The story of the two (possibly Russian) brothers, Maksym and Denys Pashanin, who've been squatting in one San Francisco woman's Palm Springs condo since late May has finally come to a close and they left the place basically spotless, sneaking out in the dead of night.
Condo owner Cory Tschogl tells the Desert Sun she's emotionally drained by the whole experience, but she inspected the unit Wednesday and says, "There was no crazy damages. Everything was actually kind of in order. So it was like, anti-climatic."
Legally, the Pashanins may have been able to stay put for several more months before the sheriff came knocking, so Tschogl credits the media attention and Airbnb's help with finally "smoking" the guys out in under three months.
Tschogl's well publicized ordeal began in early July when, after the Brothers Pashanin paid for the first 30 days of their stay in her Airbnb rental, they stopped paying for the remainder of their stay that began on May 25 and started lodging tenant-like complaints about the water quality. After a nationwide media uproar, it came to light that the Pashanins, both video game designers who've been in this country for a number of years, had been up to this squatting game before, at least once in San Francisco in 2012, and had evictions papers served to them then.

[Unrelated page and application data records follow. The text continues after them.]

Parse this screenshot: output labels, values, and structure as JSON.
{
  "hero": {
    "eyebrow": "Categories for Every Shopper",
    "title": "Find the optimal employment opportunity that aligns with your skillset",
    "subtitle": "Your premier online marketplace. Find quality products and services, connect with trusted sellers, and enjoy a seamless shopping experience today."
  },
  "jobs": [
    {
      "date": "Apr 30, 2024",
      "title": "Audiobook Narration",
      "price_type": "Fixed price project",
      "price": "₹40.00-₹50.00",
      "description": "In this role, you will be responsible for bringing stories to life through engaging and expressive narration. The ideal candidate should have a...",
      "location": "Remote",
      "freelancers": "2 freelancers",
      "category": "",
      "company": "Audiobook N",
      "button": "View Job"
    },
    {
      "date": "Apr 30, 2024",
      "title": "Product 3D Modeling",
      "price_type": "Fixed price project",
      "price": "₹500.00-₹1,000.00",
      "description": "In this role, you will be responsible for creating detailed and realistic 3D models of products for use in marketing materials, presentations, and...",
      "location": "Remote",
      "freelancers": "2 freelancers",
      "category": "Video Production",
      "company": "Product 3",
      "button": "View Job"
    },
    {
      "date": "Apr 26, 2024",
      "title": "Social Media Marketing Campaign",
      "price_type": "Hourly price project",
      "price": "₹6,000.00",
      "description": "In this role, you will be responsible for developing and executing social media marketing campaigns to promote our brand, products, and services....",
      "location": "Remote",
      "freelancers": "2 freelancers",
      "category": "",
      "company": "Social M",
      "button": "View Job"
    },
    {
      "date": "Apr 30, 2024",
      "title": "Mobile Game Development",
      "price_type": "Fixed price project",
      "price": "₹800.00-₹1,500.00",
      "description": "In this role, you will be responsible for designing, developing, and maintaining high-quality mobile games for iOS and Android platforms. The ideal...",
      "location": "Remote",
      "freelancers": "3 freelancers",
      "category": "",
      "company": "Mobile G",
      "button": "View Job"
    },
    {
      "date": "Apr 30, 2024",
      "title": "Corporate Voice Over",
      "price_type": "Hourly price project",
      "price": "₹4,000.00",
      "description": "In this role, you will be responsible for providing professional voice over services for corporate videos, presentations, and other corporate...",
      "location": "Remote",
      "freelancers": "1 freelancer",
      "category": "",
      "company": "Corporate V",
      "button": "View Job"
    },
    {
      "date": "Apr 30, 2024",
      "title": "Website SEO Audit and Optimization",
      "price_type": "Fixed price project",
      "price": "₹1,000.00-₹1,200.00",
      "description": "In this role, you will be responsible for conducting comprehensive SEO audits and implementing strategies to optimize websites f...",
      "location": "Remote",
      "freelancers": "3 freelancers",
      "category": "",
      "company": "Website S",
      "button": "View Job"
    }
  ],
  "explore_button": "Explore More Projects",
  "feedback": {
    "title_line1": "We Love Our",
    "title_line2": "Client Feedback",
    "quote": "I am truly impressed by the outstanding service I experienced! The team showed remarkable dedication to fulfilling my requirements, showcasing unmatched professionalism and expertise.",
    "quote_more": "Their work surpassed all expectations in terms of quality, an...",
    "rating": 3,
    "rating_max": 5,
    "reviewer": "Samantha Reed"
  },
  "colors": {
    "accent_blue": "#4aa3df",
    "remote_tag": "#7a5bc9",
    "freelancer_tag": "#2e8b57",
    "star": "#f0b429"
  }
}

Also, Maksym Pashanin, in response to haters posting comments on a Kickstarter page for the video game he and his brother are allegedly working on and for which they successfully raked in $40,000 from unwitting fools posted a brazen statement in July saying "10/10, would squat again." His attitude, and his track record, suggest that this departure may have been planned all along, and they were intent on getting two months free rent before moving on to the next con.
Tschogl says she'd still use Airbnb as a guest, but she's still not sure if she'll be using the service again to rent her condo. She says that despite the company's slow response to her problem back in July (which was why she went to the press), "they really kind of came through in the end." In addition to hiring a special investigator who helped alert Tschogl that the Pashanins had fled earlier this week, Airbnb was covering legal costs associated with the case.
Suffice it to say, Maksym Pashanin probably won't be using Airbnb anymore.
In related news, the San Francisco Business Times has some words of advice on protecting your home from "sharing economy squatters." Because yes, that is now a thing.